Down to the last character, repeat the data that follows.
[Record excerpts — start]
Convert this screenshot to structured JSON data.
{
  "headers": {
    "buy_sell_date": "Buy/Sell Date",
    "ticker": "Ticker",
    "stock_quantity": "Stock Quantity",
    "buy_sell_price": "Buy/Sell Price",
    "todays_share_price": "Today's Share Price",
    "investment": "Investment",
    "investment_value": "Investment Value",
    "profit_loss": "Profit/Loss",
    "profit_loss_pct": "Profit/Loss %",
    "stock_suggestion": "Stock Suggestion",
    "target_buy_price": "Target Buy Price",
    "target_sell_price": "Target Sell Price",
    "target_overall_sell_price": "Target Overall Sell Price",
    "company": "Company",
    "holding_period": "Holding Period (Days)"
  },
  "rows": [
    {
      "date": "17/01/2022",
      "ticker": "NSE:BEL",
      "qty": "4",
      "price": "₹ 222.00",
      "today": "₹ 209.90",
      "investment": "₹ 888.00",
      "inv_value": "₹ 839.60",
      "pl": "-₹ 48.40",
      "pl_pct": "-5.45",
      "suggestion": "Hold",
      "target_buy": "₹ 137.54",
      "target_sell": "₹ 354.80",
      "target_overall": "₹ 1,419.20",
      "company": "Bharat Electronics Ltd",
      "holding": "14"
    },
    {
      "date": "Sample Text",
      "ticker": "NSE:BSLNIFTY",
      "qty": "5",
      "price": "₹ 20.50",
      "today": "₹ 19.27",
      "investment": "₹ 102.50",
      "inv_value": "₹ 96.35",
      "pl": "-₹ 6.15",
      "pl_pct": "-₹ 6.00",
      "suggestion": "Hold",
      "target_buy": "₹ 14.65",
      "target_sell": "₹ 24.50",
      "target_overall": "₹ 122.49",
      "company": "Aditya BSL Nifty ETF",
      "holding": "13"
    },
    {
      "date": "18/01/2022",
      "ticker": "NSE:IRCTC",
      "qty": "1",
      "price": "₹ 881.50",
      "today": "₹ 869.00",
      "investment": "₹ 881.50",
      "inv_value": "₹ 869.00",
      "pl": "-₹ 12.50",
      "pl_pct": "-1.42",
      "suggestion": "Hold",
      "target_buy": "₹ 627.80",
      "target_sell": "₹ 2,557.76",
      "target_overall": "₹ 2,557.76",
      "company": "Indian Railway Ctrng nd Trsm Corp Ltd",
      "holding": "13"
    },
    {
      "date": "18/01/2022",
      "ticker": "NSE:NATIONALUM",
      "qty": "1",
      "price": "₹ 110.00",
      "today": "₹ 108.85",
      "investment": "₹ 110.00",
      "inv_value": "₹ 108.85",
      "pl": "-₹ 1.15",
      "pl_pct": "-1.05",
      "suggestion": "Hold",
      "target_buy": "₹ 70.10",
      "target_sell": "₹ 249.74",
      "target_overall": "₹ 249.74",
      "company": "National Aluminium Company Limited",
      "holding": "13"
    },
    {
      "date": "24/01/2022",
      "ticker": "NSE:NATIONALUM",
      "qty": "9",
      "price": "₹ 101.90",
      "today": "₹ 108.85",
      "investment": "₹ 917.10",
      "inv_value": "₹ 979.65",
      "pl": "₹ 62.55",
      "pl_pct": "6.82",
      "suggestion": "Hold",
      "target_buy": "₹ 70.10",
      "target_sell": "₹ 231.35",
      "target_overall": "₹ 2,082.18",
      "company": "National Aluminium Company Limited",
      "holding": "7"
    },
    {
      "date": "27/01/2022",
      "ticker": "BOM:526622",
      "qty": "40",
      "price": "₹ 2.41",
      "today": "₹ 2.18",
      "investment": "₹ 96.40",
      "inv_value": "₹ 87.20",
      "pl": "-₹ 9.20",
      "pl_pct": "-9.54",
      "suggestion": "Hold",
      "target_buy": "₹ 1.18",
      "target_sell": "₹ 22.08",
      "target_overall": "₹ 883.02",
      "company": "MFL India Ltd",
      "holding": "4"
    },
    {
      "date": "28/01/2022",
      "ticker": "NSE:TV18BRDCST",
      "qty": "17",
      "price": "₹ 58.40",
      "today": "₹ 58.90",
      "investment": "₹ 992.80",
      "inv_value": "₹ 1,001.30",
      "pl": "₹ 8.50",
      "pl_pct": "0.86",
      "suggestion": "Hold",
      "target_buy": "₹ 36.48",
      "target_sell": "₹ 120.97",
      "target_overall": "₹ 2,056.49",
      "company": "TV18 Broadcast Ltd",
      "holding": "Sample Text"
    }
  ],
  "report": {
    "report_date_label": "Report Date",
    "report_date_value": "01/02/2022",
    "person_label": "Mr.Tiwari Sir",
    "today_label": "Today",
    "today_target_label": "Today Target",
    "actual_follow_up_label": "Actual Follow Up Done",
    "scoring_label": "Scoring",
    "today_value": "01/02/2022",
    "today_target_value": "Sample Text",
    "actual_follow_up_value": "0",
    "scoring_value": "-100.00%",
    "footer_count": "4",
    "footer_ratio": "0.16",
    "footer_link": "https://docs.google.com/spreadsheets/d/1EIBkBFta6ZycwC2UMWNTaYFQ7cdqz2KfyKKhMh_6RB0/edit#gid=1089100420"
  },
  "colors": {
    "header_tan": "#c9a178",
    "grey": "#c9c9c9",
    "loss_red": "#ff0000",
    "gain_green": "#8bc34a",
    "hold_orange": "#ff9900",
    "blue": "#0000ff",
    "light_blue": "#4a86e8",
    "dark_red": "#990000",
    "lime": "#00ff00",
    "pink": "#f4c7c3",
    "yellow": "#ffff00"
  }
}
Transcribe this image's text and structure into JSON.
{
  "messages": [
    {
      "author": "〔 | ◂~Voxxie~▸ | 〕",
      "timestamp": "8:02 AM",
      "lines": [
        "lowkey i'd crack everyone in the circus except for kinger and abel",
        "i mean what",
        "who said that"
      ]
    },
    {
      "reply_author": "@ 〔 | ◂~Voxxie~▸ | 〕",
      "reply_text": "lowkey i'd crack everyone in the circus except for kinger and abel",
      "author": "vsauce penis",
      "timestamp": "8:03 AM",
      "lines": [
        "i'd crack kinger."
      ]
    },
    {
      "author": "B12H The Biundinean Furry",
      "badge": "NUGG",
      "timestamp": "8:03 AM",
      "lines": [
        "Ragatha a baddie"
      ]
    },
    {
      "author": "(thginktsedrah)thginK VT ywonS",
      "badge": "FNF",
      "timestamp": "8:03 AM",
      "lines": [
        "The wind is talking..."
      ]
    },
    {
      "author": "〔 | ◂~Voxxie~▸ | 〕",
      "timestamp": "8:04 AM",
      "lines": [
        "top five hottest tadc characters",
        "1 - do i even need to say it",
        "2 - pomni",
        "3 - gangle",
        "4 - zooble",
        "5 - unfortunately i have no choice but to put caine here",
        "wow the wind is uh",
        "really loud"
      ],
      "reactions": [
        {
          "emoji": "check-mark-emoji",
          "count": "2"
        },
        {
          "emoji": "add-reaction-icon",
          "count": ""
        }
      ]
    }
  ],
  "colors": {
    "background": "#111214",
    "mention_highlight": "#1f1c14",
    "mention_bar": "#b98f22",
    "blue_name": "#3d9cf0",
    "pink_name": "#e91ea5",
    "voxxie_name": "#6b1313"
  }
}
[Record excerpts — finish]
Output of the exercise:
Convert this screenshot to structured JSON data.
{
  "headers": {
    "buy_sell_date": "Buy/Sell Date",
    "ticker": "Ticker",
    "stock_quantity": "Stock Quantity",
    "buy_sell_price": "Buy/Sell Price",
    "todays_share_price": "Today's Share Price",
    "investment": "Investment",
    "investment_value": "Investment Value",
    "profit_loss": "Profit/Loss",
    "profit_loss_pct": "Profit/Loss %",
    "stock_suggestion": "Stock Suggestion",
    "target_buy_price": "Target Buy Price",
    "target_sell_price": "Target Sell Price",
    "target_overall_sell_price": "Target Overall Sell Price",
    "company": "Company",
    "holding_period": "Holding Period (Days)"
  },
  "rows": [
    {
      "date": "17/01/2022",
      "ticker": "NSE:BEL",
      "qty": "4",
      "price": "₹ 222.00",
      "today": "₹ 209.90",
      "investment": "₹ 888.00",
      "inv_value": "₹ 839.60",
      "pl": "-₹ 48.40",
      "pl_pct": "-5.45",
      "suggestion": "Hold",
      "target_buy": "₹ 137.54",
      "target_sell": "₹ 354.80",
      "target_overall": "₹ 1,419.20",
      "company": "Bharat Electronics Ltd",
      "holding": "14"
    },
    {
      "date": "Sample Text",
      "ticker": "NSE:BSLNIFTY",
      "qty": "5",
      "price": "₹ 20.50",
      "today": "₹ 19.27",
      "investment": "₹ 102.50",
      "inv_value": "₹ 96.35",
      "pl": "-₹ 6.15",
      "pl_pct": "-₹ 6.00",
      "suggestion": "Hold",
      "target_buy": "₹ 14.65",
      "target_sell": "₹ 24.50",
      "target_overall": "₹ 122.49",
      "company": "Aditya BSL Nifty ETF",
      "holding": "13"
    },
    {
      "date": "18/01/2022",
      "ticker": "NSE:IRCTC",
      "qty": "1",
      "price": "₹ 881.50",
      "today": "₹ 869.00",
      "investment": "₹ 881.50",
      "inv_value": "₹ 869.00",
      "pl": "-₹ 12.50",
      "pl_pct": "-1.42",
      "suggestion": "Hold",
      "target_buy": "₹ 627.80",
      "target_sell": "₹ 2,557.76",
      "target_overall": "₹ 2,557.76",
      "company": "Indian Railway Ctrng nd Trsm Corp Ltd",
      "holding": "13"
    },
    {
      "date": "18/01/2022",
      "ticker": "NSE:NATIONALUM",
      "qty": "1",
      "price": "₹ 110.00",
      "today": "₹ 108.85",
      "investment": "₹ 110.00",
      "inv_value": "₹ 108.85",
      "pl": "-₹ 1.15",
      "pl_pct": "-1.05",
      "suggestion": "Hold",
      "target_buy": "₹ 70.10",
      "target_sell": "₹ 249.74",
      "target_overall": "₹ 249.74",
      "company": "National Aluminium Company Limited",
      "holding": "13"
    },
    {
      "date": "24/01/2022",
      "ticker": "NSE:NATIONALUM",
      "qty": "9",
      "price": "₹ 101.90",
      "today": "₹ 108.85",
      "investment": "₹ 917.10",
      "inv_value": "₹ 979.65",
      "pl": "₹ 62.55",
      "pl_pct": "6.82",
      "suggestion": "Hold",
      "target_buy": "₹ 70.10",
      "target_sell": "₹ 231.35",
      "target_overall": "₹ 2,082.18",
      "company": "National Aluminium Company Limited",
      "holding": "7"
    },
    {
      "date": "27/01/2022",
      "ticker": "BOM:526622",
      "qty": "40",
      "price": "₹ 2.41",
      "today": "₹ 2.18",
      "investment": "₹ 96.40",
      "inv_value": "₹ 87.20",
      "pl": "-₹ 9.20",
      "pl_pct": "-9.54",
      "suggestion": "Hold",
      "target_buy": "₹ 1.18",
      "target_sell": "₹ 22.08",
      "target_overall": "₹ 883.02",
      "company": "MFL India Ltd",
      "holding": "4"
    },
    {
      "date": "28/01/2022",
      "ticker": "NSE:TV18BRDCST",
      "qty": "17",
      "price": "₹ 58.40",
      "today": "₹ 58.90",
      "investment": "₹ 992.80",
      "inv_value": "₹ 1,001.30",
      "pl": "₹ 8.50",
      "pl_pct": "0.86",
      "suggestion": "Hold",
      "target_buy": "₹ 36.48",
      "target_sell": "₹ 120.97",
      "target_overall": "₹ 2,056.49",
      "company": "TV18 Broadcast Ltd",
      "holding": "Sample Text"
    }
  ],
  "report": {
    "report_date_label": "Report Date",
    "report_date_value": "01/02/2022",
    "person_label": "Mr.Tiwari Sir",
    "today_label": "Today",
    "today_target_label": "Today Target",
    "actual_follow_up_label": "Actual Follow Up Done",
    "scoring_label": "Scoring",
    "today_value": "01/02/2022",
    "today_target_value": "Sample Text",
    "actual_follow_up_value": "0",
    "scoring_value": "-100.00%",
    "footer_count": "4",
    "footer_ratio": "0.16",
    "footer_link": "https://docs.google.com/spreadsheets/d/1EIBkBFta6ZycwC2UMWNTaYFQ7cdqz2KfyKKhMh_6RB0/edit#gid=1089100420"
  },
  "colors": {
    "header_tan": "#c9a178",
    "grey": "#c9c9c9",
    "loss_red": "#ff0000",
    "gain_green": "#8bc34a",
    "hold_orange": "#ff9900",
    "blue": "#0000ff",
    "light_blue": "#4a86e8",
    "dark_red": "#990000",
    "lime": "#00ff00",
    "pink": "#f4c7c3",
    "yellow": "#ffff00"
  }
}
Transcribe this image's text and structure into JSON.
{
  "messages": [
    {
      "author": "〔 | ◂~Voxxie~▸ | 〕",
      "timestamp": "8:02 AM",
      "lines": [
        "lowkey i'd crack everyone in the circus except for kinger and abel",
        "i mean what",
        "who said that"
      ]
    },
    {
      "reply_author": "@ 〔 | ◂~Voxxie~▸ | 〕",
      "reply_text": "lowkey i'd crack everyone in the circus except for kinger and abel",
      "author": "vsauce penis",
      "timestamp": "8:03 AM",
      "lines": [
        "i'd crack kinger."
      ]
    },
    {
      "author": "B12H The Biundinean Furry",
      "badge": "NUGG",
      "timestamp": "8:03 AM",
      "lines": [
        "Ragatha a baddie"
      ]
    },
    {
      "author": "(thginktsedrah)thginK VT ywonS",
      "badge": "FNF",
      "timestamp": "8:03 AM",
      "lines": [
        "The wind is talking..."
      ]
    },
    {
      "author": "〔 | ◂~Voxxie~▸ | 〕",
      "timestamp": "8:04 AM",
      "lines": [
        "top five hottest tadc characters",
        "1 - do i even need to say it",
        "2 - pomni",
        "3 - gangle",
        "4 - zooble",
        "5 - unfortunately i have no choice but to put caine here",
        "wow the wind is uh",
        "really loud"
      ],
      "reactions": [
        {
          "emoji": "check-mark-emoji",
          "count": "2"
        },
        {
          "emoji": "add-reaction-icon",
          "count": ""
        }
      ]
    }
  ],
  "colors": {
    "background": "#111214",
    "mention_highlight": "#1f1c14",
    "mention_bar": "#b98f22",
    "blue_name": "#3d9cf0",
    "pink_name": "#e91ea5",
    "voxxie_name": "#6b1313"
  }
}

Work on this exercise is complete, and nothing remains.